::: Data in this exercise
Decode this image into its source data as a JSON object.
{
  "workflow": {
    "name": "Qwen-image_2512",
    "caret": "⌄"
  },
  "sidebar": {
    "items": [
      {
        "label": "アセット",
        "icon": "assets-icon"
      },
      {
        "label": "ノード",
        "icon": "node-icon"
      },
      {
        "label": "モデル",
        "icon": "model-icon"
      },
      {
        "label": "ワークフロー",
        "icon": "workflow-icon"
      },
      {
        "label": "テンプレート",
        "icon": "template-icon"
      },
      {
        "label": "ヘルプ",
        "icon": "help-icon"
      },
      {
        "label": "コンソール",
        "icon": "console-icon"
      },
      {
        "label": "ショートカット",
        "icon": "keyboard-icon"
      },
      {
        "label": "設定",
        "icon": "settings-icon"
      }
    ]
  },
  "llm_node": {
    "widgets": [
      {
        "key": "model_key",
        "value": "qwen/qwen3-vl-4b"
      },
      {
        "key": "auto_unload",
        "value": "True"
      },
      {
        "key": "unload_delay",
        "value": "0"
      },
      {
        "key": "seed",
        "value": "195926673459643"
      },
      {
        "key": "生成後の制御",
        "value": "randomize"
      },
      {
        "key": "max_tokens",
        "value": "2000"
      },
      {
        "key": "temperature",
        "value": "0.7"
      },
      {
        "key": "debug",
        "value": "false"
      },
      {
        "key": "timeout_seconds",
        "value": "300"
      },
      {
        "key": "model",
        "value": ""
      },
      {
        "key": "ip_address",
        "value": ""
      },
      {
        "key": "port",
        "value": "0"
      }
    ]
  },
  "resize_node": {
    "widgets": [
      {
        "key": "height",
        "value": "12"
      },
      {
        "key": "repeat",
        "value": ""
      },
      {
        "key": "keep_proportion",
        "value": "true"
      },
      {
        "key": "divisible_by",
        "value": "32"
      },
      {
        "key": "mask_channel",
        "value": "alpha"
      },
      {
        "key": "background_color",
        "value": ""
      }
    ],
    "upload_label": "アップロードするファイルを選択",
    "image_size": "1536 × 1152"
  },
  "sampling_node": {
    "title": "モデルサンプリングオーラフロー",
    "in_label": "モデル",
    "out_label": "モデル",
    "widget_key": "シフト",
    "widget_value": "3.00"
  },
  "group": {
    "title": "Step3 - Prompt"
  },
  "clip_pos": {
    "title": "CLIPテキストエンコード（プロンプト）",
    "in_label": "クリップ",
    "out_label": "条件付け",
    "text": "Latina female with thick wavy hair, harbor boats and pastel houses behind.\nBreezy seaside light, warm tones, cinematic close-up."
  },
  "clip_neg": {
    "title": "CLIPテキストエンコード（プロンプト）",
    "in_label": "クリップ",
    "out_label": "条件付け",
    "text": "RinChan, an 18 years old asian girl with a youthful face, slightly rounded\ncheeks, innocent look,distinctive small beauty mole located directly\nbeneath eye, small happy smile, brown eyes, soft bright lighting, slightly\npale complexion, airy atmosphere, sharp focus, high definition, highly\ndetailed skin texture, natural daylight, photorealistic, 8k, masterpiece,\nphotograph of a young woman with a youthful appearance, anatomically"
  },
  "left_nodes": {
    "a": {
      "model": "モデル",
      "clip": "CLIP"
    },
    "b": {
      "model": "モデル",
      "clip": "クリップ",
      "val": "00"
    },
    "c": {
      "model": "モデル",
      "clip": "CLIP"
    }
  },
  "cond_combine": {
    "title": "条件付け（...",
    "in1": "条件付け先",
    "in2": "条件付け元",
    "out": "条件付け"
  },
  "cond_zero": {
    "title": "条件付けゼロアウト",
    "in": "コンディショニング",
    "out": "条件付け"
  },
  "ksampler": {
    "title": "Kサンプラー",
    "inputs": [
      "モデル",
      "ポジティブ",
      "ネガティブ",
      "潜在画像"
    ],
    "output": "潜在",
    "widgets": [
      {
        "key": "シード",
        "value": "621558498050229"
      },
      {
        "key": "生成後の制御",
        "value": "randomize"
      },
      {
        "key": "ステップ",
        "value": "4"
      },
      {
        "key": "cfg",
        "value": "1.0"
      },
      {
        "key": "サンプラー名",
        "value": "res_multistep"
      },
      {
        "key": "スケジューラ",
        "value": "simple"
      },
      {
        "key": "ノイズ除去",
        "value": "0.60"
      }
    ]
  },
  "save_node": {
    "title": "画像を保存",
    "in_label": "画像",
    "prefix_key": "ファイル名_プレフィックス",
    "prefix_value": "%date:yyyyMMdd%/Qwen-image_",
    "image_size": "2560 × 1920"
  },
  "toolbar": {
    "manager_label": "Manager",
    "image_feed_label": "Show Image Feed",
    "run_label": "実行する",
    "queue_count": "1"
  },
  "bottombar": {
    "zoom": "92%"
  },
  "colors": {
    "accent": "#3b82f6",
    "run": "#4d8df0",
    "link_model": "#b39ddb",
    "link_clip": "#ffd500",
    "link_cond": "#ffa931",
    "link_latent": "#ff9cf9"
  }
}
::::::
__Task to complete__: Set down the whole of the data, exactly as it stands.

__Solution for this exercise__:
Decode this image into its source data as a JSON object.
{
  "workflow": {
    "name": "Qwen-image_2512",
    "caret": "⌄"
  },
  "sidebar": {
    "items": [
      {
        "label": "アセット",
        "icon": "assets-icon"
      },
      {
        "label": "ノード",
        "icon": "node-icon"
      },
      {
        "label": "モデル",
        "icon": "model-icon"
      },
      {
        "label": "ワークフロー",
        "icon": "workflow-icon"
      },
      {
        "label": "テンプレート",
        "icon": "template-icon"
      },
      {
        "label": "ヘルプ",
        "icon": "help-icon"
      },
      {
        "label": "コンソール",
        "icon": "console-icon"
      },
      {
        "label": "ショートカット",
        "icon": "keyboard-icon"
      },
      {
        "label": "設定",
        "icon": "settings-icon"
      }
    ]
  },
  "llm_node": {
    "widgets": [
      {
        "key": "model_key",
        "value": "qwen/qwen3-vl-4b"
      },
      {
        "key": "auto_unload",
        "value": "True"
      },
      {
        "key": "unload_delay",
        "value": "0"
      },
      {
        "key": "seed",
        "value": "195926673459643"
      },
      {
        "key": "生成後の制御",
        "value": "randomize"
      },
      {
        "key": "max_tokens",
        "value": "2000"
      },
      {
        "key": "temperature",
        "value": "0.7"
      },
      {
        "key": "debug",
        "value": "false"
      },
      {
        "key": "timeout_seconds",
        "value": "300"
      },
      {
        "key": "model",
        "value": ""
      },
      {
        "key": "ip_address",
        "value": ""
      },
      {
        "key": "port",
        "value": "0"
      }
    ]
  },
  "resize_node": {
    "widgets": [
      {
        "key": "height",
        "value": "12"
      },
      {
        "key": "repeat",
        "value": ""
      },
      {
        "key": "keep_proportion",
        "value": "true"
      },
      {
        "key": "divisible_by",
        "value": "32"
      },
      {
        "key": "mask_channel",
        "value": "alpha"
      },
      {
        "key": "background_color",
        "value": ""
      }
    ],
    "upload_label": "アップロードするファイルを選択",
    "image_size": "1536 × 1152"
  },
  "sampling_node": {
    "title": "モデルサンプリングオーラフロー",
    "in_label": "モデル",
    "out_label": "モデル",
    "widget_key": "シフト",
    "widget_value": "3.00"
  },
  "group": {
    "title": "Step3 - Prompt"
  },
  "clip_pos": {
    "title": "CLIPテキストエンコード（プロンプト）",
    "in_label": "クリップ",
    "out_label": "条件付け",
    "text": "Latina female with thick wavy hair, harbor boats and pastel houses behind.\nBreezy seaside light, warm tones, cinematic close-up."
  },
  "clip_neg": {
    "title": "CLIPテキストエンコード（プロンプト）",
    "in_label": "クリップ",
    "out_label": "条件付け",
    "text": "RinChan, an 18 years old asian girl with a youthful face, slightly rounded\ncheeks, innocent look,distinctive small beauty mole located directly\nbeneath eye, small happy smile, brown eyes, soft bright lighting, slightly\npale complexion, airy atmosphere, sharp focus, high definition, highly\ndetailed skin texture, natural daylight, photorealistic, 8k, masterpiece,\nphotograph of a young woman with a youthful appearance, anatomically"
  },
  "left_nodes": {
    "a": {
      "model": "モデル",
      "clip": "CLIP"
    },
    "b": {
      "model": "モデル",
      "clip": "クリップ",
      "val": "00"
    },
    "c": {
      "model": "モデル",
      "clip": "CLIP"
    }
  },
  "cond_combine": {
    "title": "条件付け（...",
    "in1": "条件付け先",
    "in2": "条件付け元",
    "out": "条件付け"
  },
  "cond_zero": {
    "title": "条件付けゼロアウト",
    "in": "コンディショニング",
    "out": "条件付け"
  },
  "ksampler": {
    "title": "Kサンプラー",
    "inputs": [
      "モデル",
      "ポジティブ",
      "ネガティブ",
      "潜在画像"
    ],
    "output": "潜在",
    "widgets": [
      {
        "key": "シード",
        "value": "621558498050229"
      },
      {
        "key": "生成後の制御",
        "value": "randomize"
      },
      {
        "key": "ステップ",
        "value": "4"
      },
      {
        "key": "cfg",
        "value": "1.0"
      },
      {
        "key": "サンプラー名",
        "value": "res_multistep"
      },
      {
        "key": "スケジューラ",
        "value": "simple"
      },
      {
        "key": "ノイズ除去",
        "value": "0.60"
      }
    ]
  },
  "save_node": {
    "title": "画像を保存",
    "in_label": "画像",
    "prefix_key": "ファイル名_プレフィックス",
    "prefix_value": "%date:yyyyMMdd%/Qwen-image_",
    "image_size": "2560 × 1920"
  },
  "toolbar": {
    "manager_label": "Manager",
    "image_feed_label": "Show Image Feed",
    "run_label": "実行する",
    "queue_count": "1"
  },
  "bottombar": {
    "zoom": "92%"
  },
  "colors": {
    "accent": "#3b82f6",
    "run": "#4d8df0",
    "link_model": "#b39ddb",
    "link_clip": "#ffd500",
    "link_cond": "#ffa931",
    "link_latent": "#ff9cf9"
  }
}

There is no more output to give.